Our fall 2008 mature pheasant season was going so very well – we had orders for all the birds we had raised, and shipment after shipment of birds were leaving the farm. All during the 2008 fall season of course we heard in the media about the economy was failing – but somehow we misled ourselves to think that we in the gamebird industry were somehow immune. It was the first week of December 2008 when we got our first inkling that something was amiss. Within weeks, we had cancellations for over 20,000 pheasants (this grew to total 30,000 in the coming months). The “spot” or wholesale market price for adult pheasants literally collapsed – going to $6.00 then $5.00 and eventually even less than that. I know of one producer who just released his unsold birds into the wild. The economic cost to us was dramatic.
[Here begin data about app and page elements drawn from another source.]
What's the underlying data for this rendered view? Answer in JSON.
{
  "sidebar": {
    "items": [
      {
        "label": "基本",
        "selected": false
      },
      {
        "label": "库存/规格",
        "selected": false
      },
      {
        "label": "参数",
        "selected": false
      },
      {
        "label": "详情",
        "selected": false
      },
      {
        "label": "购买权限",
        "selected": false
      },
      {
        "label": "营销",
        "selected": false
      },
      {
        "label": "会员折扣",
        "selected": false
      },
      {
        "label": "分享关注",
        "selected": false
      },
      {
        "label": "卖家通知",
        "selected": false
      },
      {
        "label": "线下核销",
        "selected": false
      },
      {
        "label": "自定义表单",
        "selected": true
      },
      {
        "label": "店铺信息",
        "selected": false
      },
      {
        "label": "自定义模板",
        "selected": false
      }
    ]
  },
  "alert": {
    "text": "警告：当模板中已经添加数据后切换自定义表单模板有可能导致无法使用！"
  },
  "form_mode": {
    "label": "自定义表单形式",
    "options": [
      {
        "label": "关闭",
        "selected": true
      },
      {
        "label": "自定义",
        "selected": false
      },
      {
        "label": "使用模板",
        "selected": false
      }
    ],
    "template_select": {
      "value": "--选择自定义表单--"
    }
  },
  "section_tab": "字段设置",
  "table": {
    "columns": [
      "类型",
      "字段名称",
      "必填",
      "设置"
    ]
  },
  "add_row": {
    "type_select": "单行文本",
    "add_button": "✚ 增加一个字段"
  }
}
The hangover from the collapsed 2008/09 adult pheasant market was that chick orders for May/June of 2009 were then depressed – and no wonder. At the time no one knew how far the economy might fall, and we certainly didn’t know how many birds to produce. Certainly the primary emotion was fear.
To be successful in any business enterprise requires one to be able to adjust to changing market conditions. In our case, we knew that we would be selling 20 percent less birds in 2009 than 2008 – and that adjustments had to be made. In early 2009 at one of our weekly manager meetings, I asked that the managers bring to the next meeting ideas of where we could cut expenses. That next week we reviewed the list, and without going into the details – we’ll just say that significant changes were made. No longer does an outside cleaning firm clean our offices once a week. And we don’t provide uniforms to our employees. We looked at every expense. We cut costs everywhere we could.
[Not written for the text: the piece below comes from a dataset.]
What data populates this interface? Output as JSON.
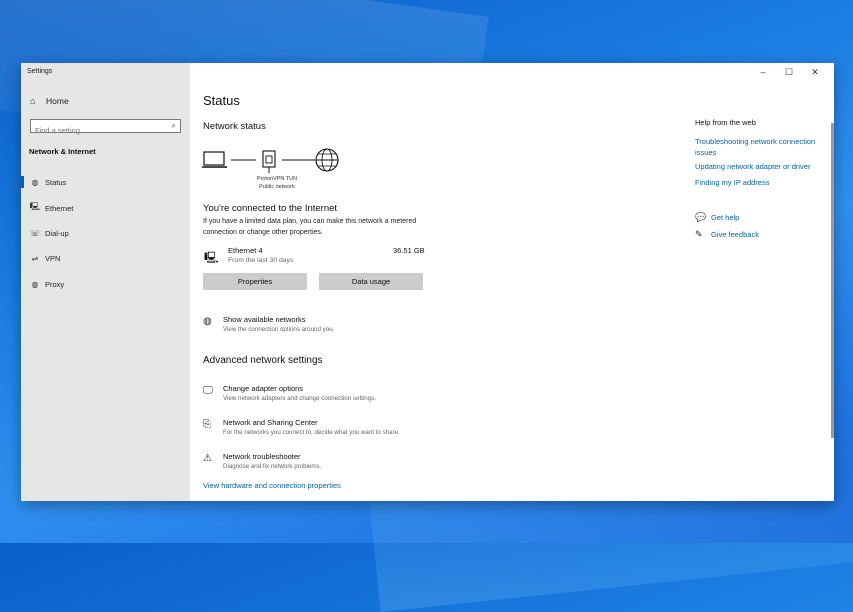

We maintain accurate records of the labor hours used in each of our divisions. I challenged our staff to see if we could reduce labor hours by 5 percent from 2008 to 2009. We did better than that, i.e. our labor efficiency increased from 2008 to 2009 significantly.
Another change is that in 2009 we made no capital expenditures – zero. Since we have been maintaining and replacing equipment over the years – we were able to get by for one year.
The end result of all this is that we were able to make a profit in 2009 even though our gross income for the year declined. As the 2009/10 mature bird season has now reached its end, we can see that demand for adult pheasants has rebounded. So far in the 2010 day old pheasant chick market – it appears like there is good demand. The lessons we learned through our 2009 belt tightening will result in us continuing to run a leaner, more efficient organization.
MacFarlane Pheasants, Inc.